- EXERCISE -
Only the number is requested. Tally the lines of the data that hold the string "this".

- DATA -

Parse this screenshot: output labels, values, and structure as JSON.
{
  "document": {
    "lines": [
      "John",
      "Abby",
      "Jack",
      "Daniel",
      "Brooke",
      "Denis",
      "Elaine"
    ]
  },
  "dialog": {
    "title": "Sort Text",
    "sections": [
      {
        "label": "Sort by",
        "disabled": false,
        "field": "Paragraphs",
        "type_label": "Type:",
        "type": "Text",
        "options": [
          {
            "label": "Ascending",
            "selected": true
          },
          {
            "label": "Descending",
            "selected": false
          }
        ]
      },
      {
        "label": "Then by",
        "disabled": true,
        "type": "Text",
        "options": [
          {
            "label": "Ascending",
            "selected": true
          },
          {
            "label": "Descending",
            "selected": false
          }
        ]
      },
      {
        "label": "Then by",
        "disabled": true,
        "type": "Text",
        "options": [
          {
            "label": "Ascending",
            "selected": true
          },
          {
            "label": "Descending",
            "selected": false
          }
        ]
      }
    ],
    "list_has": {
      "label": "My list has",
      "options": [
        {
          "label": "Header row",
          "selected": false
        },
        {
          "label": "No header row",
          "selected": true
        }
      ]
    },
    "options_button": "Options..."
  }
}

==

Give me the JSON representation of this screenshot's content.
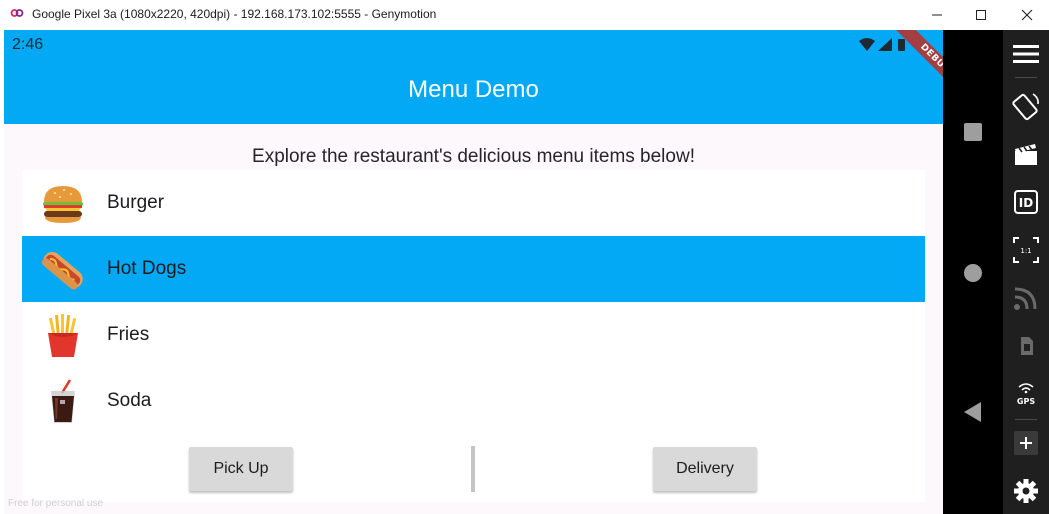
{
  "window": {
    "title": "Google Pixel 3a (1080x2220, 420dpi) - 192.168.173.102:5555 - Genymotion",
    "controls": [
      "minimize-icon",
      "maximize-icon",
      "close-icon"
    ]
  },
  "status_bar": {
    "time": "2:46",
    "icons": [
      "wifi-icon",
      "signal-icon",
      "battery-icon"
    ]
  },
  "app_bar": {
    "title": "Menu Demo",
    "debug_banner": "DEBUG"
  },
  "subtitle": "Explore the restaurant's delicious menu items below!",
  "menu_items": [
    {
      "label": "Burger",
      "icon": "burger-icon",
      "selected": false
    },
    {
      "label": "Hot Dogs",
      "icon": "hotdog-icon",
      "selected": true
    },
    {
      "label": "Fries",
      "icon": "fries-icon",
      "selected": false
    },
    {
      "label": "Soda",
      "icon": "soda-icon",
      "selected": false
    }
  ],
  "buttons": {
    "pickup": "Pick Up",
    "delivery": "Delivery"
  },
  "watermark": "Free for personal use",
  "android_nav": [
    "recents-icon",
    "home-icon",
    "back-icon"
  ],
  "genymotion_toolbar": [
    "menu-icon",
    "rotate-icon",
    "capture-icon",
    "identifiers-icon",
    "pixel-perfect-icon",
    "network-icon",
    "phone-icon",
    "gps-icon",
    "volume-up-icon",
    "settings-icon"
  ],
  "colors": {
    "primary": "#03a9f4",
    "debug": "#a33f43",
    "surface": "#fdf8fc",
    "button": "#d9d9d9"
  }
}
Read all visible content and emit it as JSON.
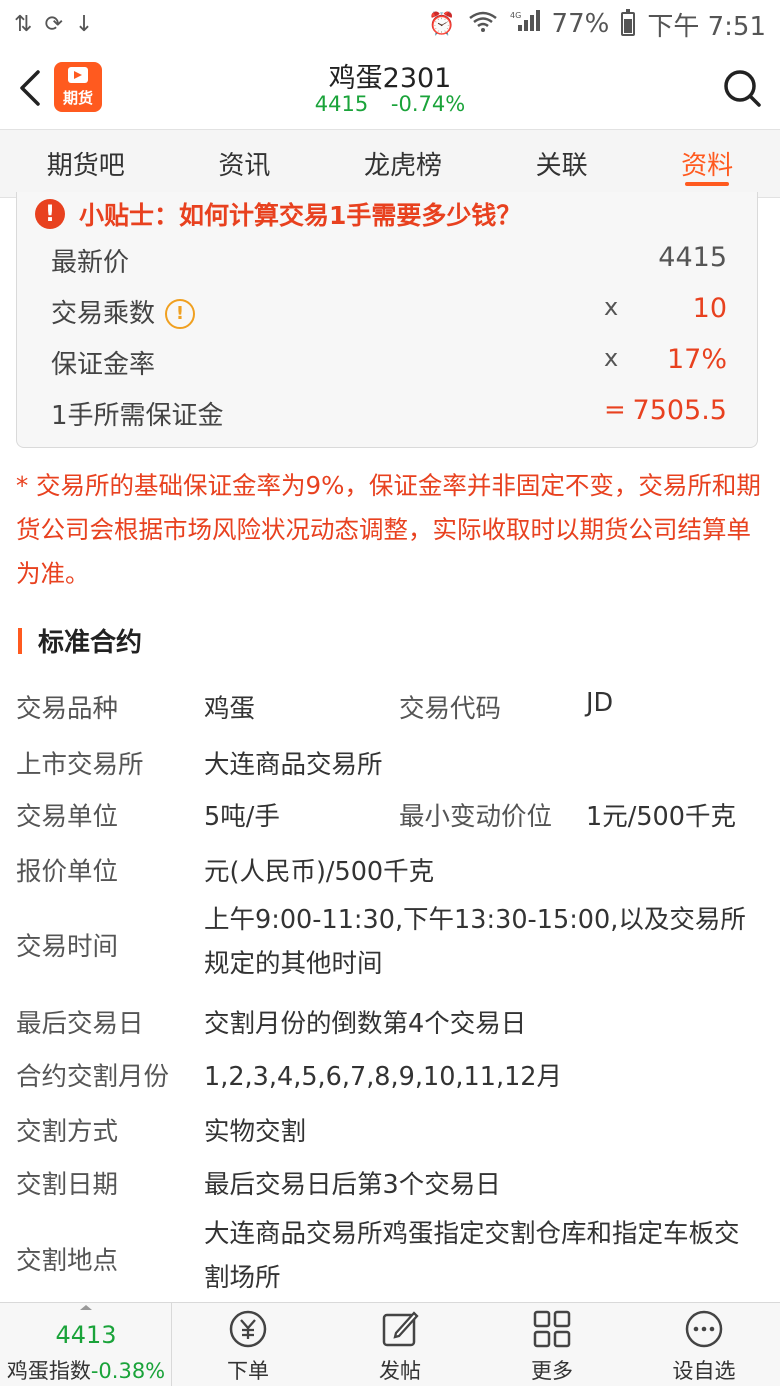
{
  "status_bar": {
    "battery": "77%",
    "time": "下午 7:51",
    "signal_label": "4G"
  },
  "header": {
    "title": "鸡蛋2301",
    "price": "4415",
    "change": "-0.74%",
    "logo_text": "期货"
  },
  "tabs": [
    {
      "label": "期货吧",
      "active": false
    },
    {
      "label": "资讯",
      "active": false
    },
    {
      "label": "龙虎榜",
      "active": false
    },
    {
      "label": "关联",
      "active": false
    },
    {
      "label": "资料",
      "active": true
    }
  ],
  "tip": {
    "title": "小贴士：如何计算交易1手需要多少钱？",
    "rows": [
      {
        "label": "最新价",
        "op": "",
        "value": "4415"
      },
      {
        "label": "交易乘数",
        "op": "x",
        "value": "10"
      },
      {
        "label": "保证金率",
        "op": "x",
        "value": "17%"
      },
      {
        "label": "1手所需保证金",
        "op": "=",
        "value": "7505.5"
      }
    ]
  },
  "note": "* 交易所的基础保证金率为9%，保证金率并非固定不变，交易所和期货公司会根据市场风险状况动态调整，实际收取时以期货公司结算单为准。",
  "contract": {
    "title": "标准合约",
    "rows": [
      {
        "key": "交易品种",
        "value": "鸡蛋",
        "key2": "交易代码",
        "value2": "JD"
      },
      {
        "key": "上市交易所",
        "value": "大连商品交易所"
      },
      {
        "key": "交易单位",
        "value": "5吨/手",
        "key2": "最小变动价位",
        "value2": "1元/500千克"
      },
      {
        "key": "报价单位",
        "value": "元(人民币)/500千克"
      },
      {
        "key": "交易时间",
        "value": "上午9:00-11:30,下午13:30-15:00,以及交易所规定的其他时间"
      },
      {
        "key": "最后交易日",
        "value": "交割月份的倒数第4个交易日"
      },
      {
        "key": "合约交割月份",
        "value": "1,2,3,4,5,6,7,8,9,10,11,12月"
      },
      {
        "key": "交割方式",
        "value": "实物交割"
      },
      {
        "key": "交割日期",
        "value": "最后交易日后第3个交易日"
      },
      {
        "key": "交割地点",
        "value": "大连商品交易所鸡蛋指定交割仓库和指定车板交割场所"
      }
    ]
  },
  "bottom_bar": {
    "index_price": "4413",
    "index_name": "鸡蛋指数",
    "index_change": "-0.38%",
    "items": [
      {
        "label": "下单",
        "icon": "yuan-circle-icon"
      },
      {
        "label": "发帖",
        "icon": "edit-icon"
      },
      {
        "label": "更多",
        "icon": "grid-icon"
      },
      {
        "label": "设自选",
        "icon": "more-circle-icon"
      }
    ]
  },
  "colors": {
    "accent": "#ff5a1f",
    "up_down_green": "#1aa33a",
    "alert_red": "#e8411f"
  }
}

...

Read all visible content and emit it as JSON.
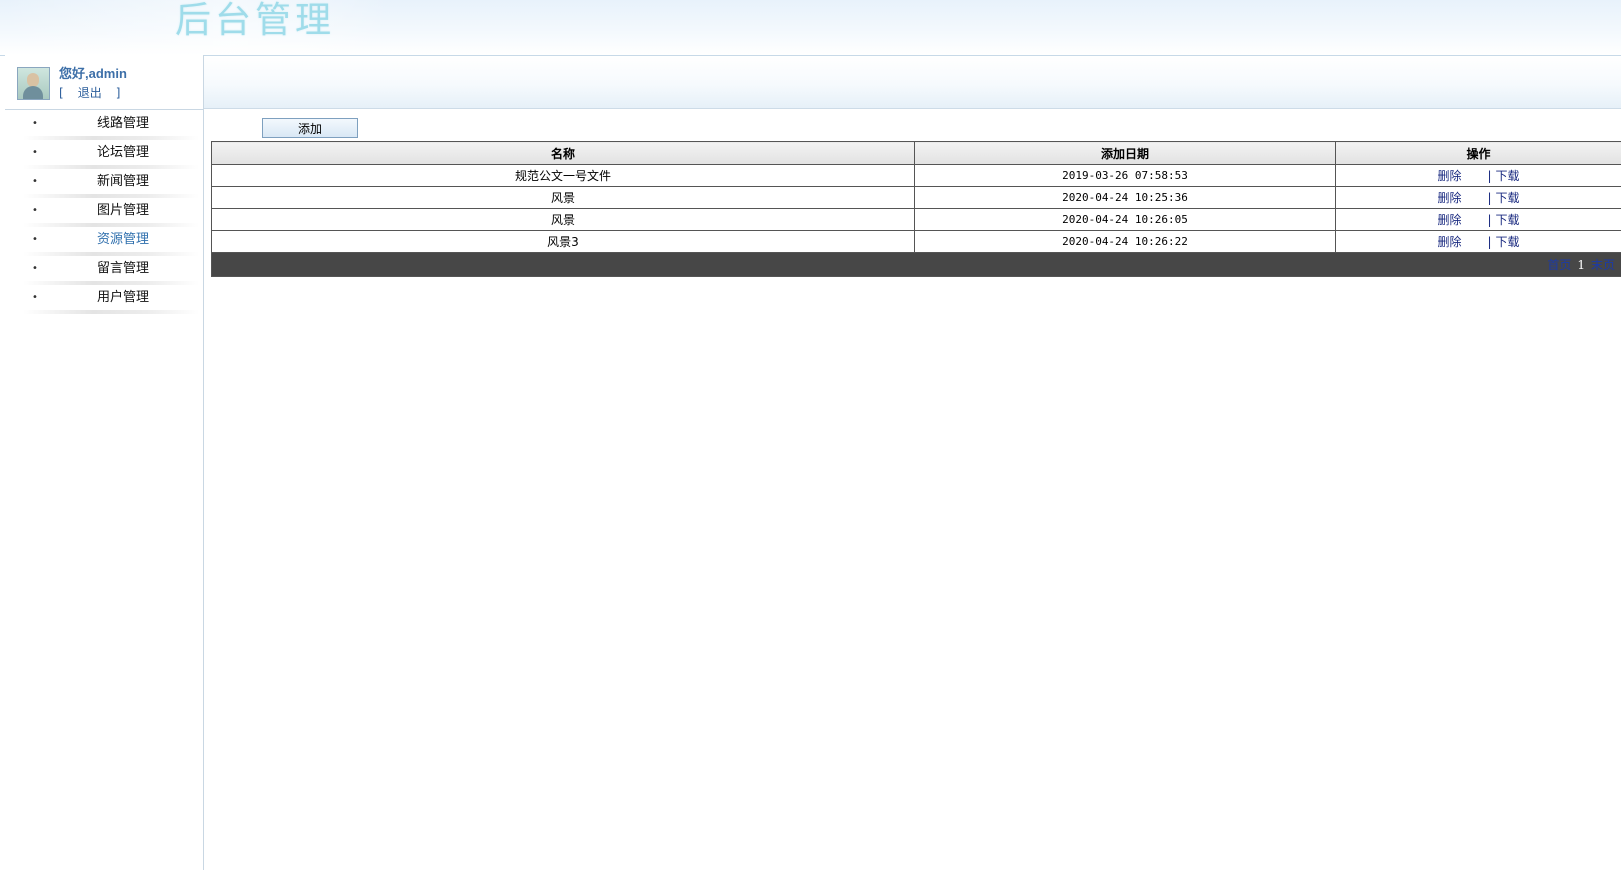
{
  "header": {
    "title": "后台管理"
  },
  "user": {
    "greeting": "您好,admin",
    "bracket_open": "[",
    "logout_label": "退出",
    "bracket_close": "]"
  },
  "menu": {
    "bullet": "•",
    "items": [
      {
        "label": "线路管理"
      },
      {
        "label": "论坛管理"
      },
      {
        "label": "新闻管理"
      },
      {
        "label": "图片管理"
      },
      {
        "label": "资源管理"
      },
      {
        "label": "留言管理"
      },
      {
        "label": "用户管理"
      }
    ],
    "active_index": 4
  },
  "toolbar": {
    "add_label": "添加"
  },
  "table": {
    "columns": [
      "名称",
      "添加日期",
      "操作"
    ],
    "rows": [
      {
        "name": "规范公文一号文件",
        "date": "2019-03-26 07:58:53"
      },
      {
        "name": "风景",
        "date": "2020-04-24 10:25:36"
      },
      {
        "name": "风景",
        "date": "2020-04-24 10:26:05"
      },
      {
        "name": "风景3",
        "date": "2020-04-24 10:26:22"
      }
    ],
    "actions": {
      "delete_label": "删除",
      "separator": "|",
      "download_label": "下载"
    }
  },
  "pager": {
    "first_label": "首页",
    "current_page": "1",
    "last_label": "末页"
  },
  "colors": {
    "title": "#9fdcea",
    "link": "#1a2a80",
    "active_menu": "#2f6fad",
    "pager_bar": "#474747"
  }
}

- TASK ANSWER -
2